So what does tonight’s 5-4 win say about the Orioles?
Let Luke Scott answer that one.
“That we have a lot of heart,” he said. “We’ve got to continue to play that way, as far as never give up, play the game nine innings hard, and at the end of the day if we’re on top, great, let’s celebrate, enjoy it for the night. If we don’t, let’s get ready for tomorrow.
“You look around this clubhouse, these guys don’t give up. There’s a lot of heart on this team. We’ve taken our licks. We know what it’s like to lose, get our butts beat and get buried. It’s not fun. But at the same time, through the adversity we’ve learned to play hard regardless of the circumstances. It’s carrying over to now where we’ve gotten better as a team and we still have that never-give-up attitude.”
What was the mood after the top of the eighth inning, when Boston scored four times to tie the game?
“It was a sense of, ‘Aw, dang it,’ but then quickly it’s just like, ‘All right guys, let’s get after them this inning,’” Scott said. “It took about a second to reflect on it, but you know what? It’s our turn to hit. Let’s go out there and get after it. Guys were upbeat, guys were positive, guys were optimistic. We were up there ready to go.”
Josh Beckett looked like he was ready to throw down after Scott homered onto Eutaw St.
“I didn’t notice anything,” Scott said. “I was just kind of enjoying the moment and just, as I usually do, I try to just enjoy this opportunity with the Lord as much as I can. I was just kind of thanking him around the bases I caught it, nothing more than what I normally do. I caught it, saw it and tossed my bat off the way and went into my trot. Just enjoying the moment.
“When I got in the dugout, the guys said he was yelling or something like that. Staring. I have all the respect in the world for Josh Beckett. He’s one of the best pitchers in the game. And I respect everyone who takes the mound against me. He’s a tremendous competitor. You know, I’m an emotional person, as well, so I can understand people getting emotional, getting fired up before a game.”
Beckett didn’t sound like he wanted to talk about the incident, asking Boston reporters whether this was TMZ.
Vladimir Guerrero, speaking through interpreter Rudy Arias, said he expected the Red Sox to intentionally walk him in the eighth.
“I thought they were going to pitch me four balls, but he gave me a good pitch to hit and I hit it up the middle,” Guerrero said of reliever Daniel Bard.
“I feel that the club, every day, is coming out here to win and make sure that nobody gets hurt.”
Guerrero is 6-for-19 with eight RBIs with runners in scoring position.
“I’m taking a lot of BP and working hard in the cages,” he said. “That’s my thing. I get men on base and that’s something I look forward to.”
Here’s a little something from Brian Roberts:
“To come back off of Bard after blowing a four-run lead in the eighth, Nick obviously hasn’t had the results that he probably should have had, but he comes up with a big at-bat, D-Lee gets up 0-2 and takes a great swing on a breaking ball. You could kind of feel at least the excitement come back in our dugout after the air had kind of gone out a little bit. But it was still a tie game and you knew that you had a good chance to win.
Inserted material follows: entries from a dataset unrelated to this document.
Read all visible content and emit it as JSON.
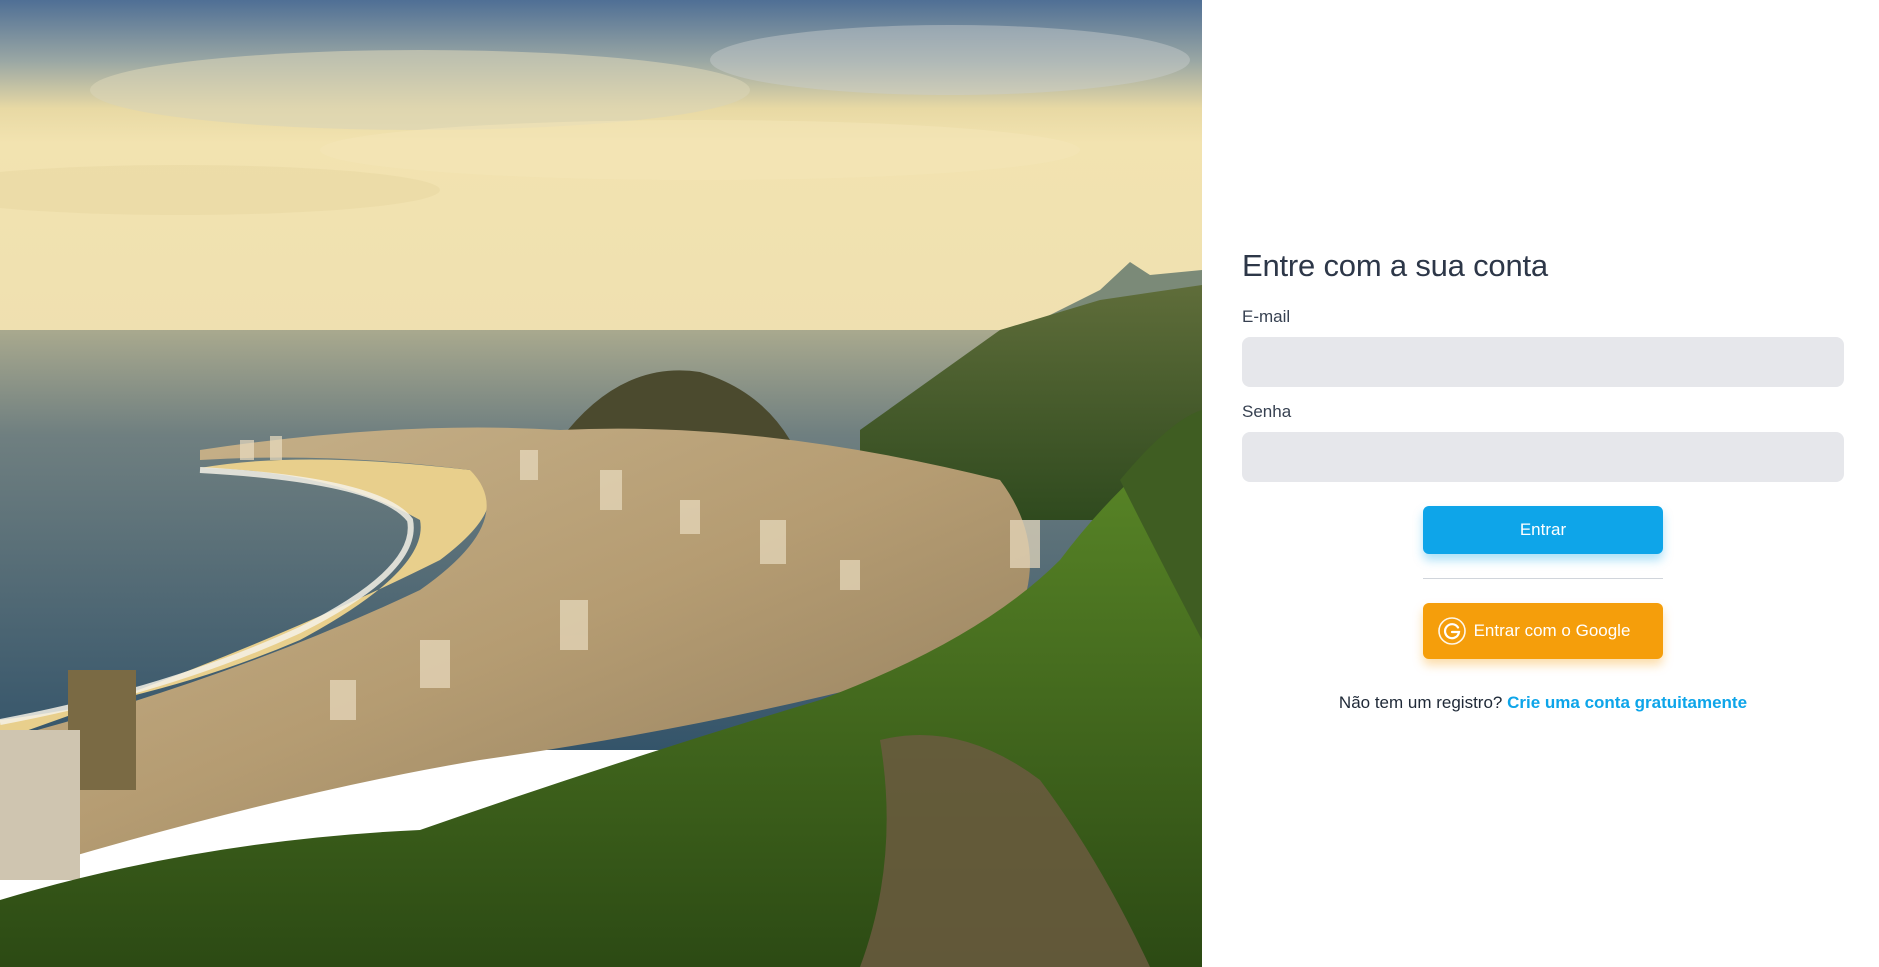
{
  "hero": {
    "image_alt": "Copacabana beach aerial view"
  },
  "form": {
    "title": "Entre com a sua conta",
    "email_label": "E-mail",
    "email_value": "",
    "password_label": "Senha",
    "password_value": "",
    "login_button": "Entrar",
    "google_button": "Entrar com o Google",
    "google_icon": "google-icon",
    "signup_prompt": "Não tem um registro?",
    "signup_link": "Crie uma conta gratuitamente"
  },
  "colors": {
    "primary": "#0ea5e9",
    "google": "#f59e0b",
    "input_bg": "#e6e7eb",
    "title": "#2d3748"
  }
}
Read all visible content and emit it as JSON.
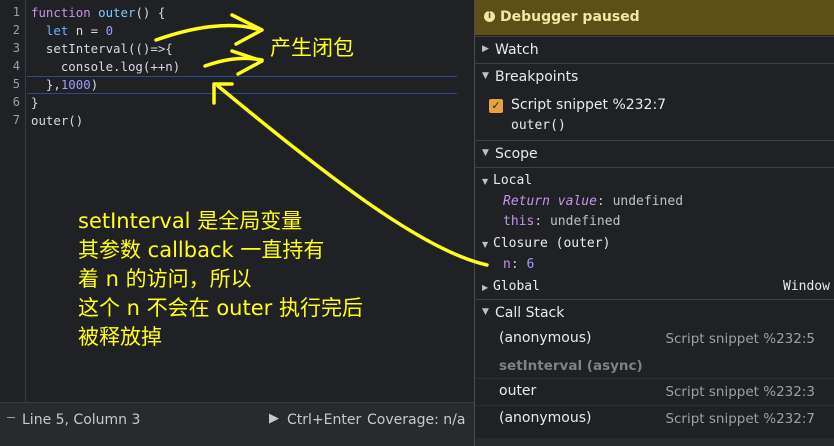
{
  "editor": {
    "line_numbers": [
      "1",
      "2",
      "3",
      "4",
      "5",
      "6",
      "7"
    ],
    "lines": [
      [
        {
          "t": "function ",
          "c": "kw"
        },
        {
          "t": "outer",
          "c": "fn"
        },
        {
          "t": "() {",
          "c": "plain"
        }
      ],
      [
        {
          "t": "  let ",
          "c": "kw2"
        },
        {
          "t": "n = ",
          "c": "plain"
        },
        {
          "t": "0",
          "c": "num"
        }
      ],
      [
        {
          "t": "  setInterval(()=>{",
          "c": "plain"
        }
      ],
      [
        {
          "t": "    console.log(++n)",
          "c": "plain"
        }
      ],
      [
        {
          "t": "  },",
          "c": "plain"
        },
        {
          "t": "1000",
          "c": "num"
        },
        {
          "t": ")",
          "c": "plain"
        }
      ],
      [
        {
          "t": "}",
          "c": "plain"
        }
      ],
      [
        {
          "t": "outer()",
          "c": "plain"
        }
      ]
    ]
  },
  "statusbar": {
    "position": "Line 5, Column 3",
    "run": "Ctrl+Enter",
    "coverage": "Coverage: n/a"
  },
  "debugger": {
    "paused": "Debugger paused",
    "watch": "Watch",
    "breakpoints": "Breakpoints",
    "breakpoint_label": "Script snippet %232:7",
    "breakpoint_code": "outer()",
    "scope": "Scope",
    "local": "Local",
    "return_name": "Return value",
    "return_val": "undefined",
    "this_name": "this",
    "this_val": "undefined",
    "closure": "Closure (outer)",
    "n_name": "n",
    "n_val": "6",
    "global": "Global",
    "global_val": "Window",
    "call_stack": "Call Stack",
    "stack": [
      {
        "name": "(anonymous)",
        "loc": "Script snippet %232:5"
      },
      {
        "name": "outer",
        "loc": "Script snippet %232:3"
      },
      {
        "name": "(anonymous)",
        "loc": "Script snippet %232:7"
      }
    ],
    "async_label": "setInterval (async)"
  },
  "annotations": {
    "closure_note": "产生闭包",
    "main_note": "setInterval 是全局变量\n其参数 callback 一直持有\n着 n 的访问，所以\n这个 n 不会在 outer 执行完后\n被释放掉"
  },
  "colors": {
    "annotation": "#ffff1a",
    "paused_bar": "#5c5016",
    "checkbox": "#e8a23b"
  }
}
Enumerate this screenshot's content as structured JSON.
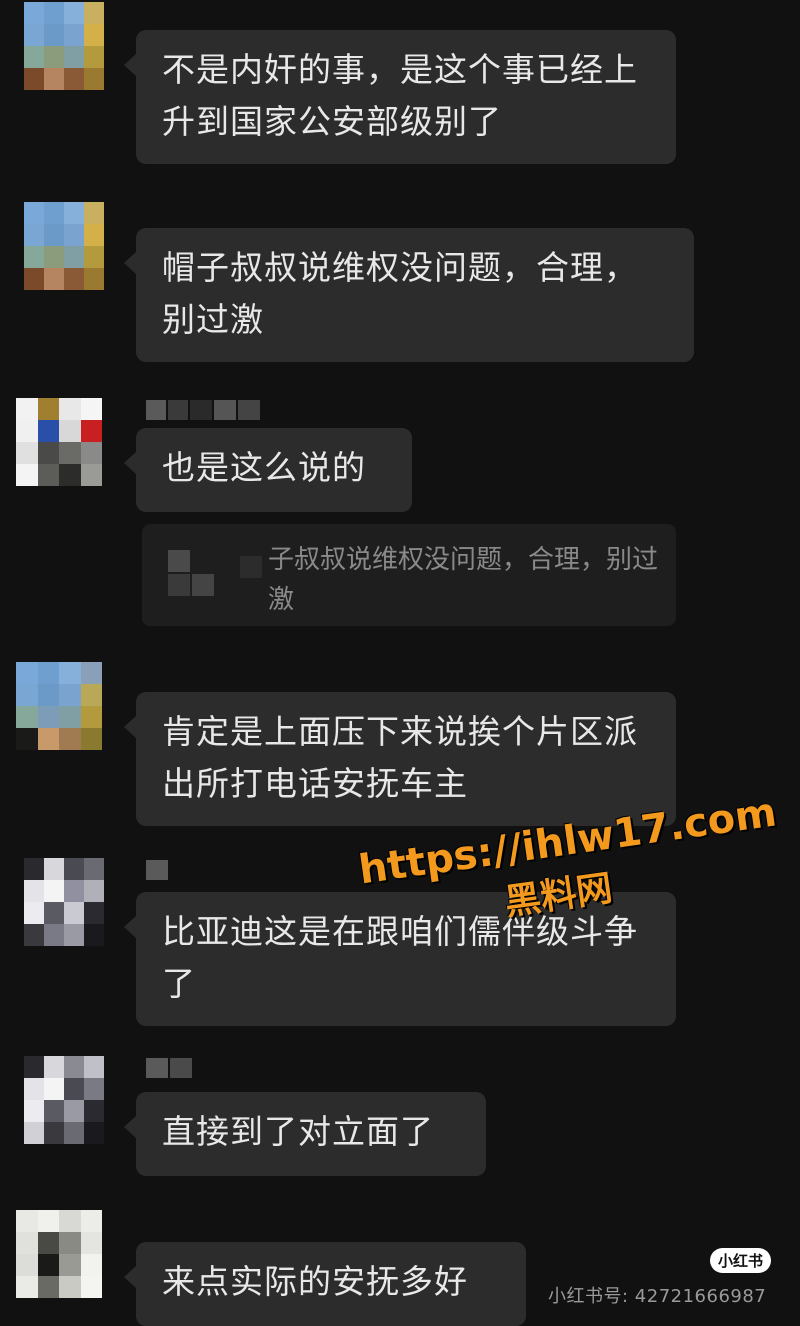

“You never want to blow a four-run lead in the eighth, but it happens. They put some good at-bats together in the eighth. It was good to get out with a tie. At that point, you knew all you needed was just one run. Just string a couple of hits together, a couple of good at-bats together, and you never know what could happen. They have a tremendous back end of the bullpen. We had guys that really came up with professional at-bats.”
I’ll close this entry with some quotes from Jeremy Guthrie, who left after six scoreless innings because his pitch count rose to 111.
“I would have loved to have gone deeper,” he said. “I would have loved to get to that seventh, eighth inning. That’s my goal every time, to try and complete the game, so I came up a little bit short on that tonight.
“I want to be better. I’m not OK with it. You can do what you can do and you can control what you can control. Tonight, had I gone out two more innings and gotten it to Kevin, it could be a different ballgame, so you work on what you can work on. I’ve been trying to work on my pitches, I’m trying to use the curveball more. Tonight, my changeup wasn’t well located. I need to get that in the strike zone more often. I just couldn’t get it there as much as I would’ve liked.
“I’ll tell you what, every time I finish a game, I work on something. You have something to work on for the next four days and that makes it exciting to know you get to go out in five more days from now and try and be a better pitcher than you were today. That’s the approach I take in baseball, that’s the approach I take in life, and that’s the approach I take with my family.”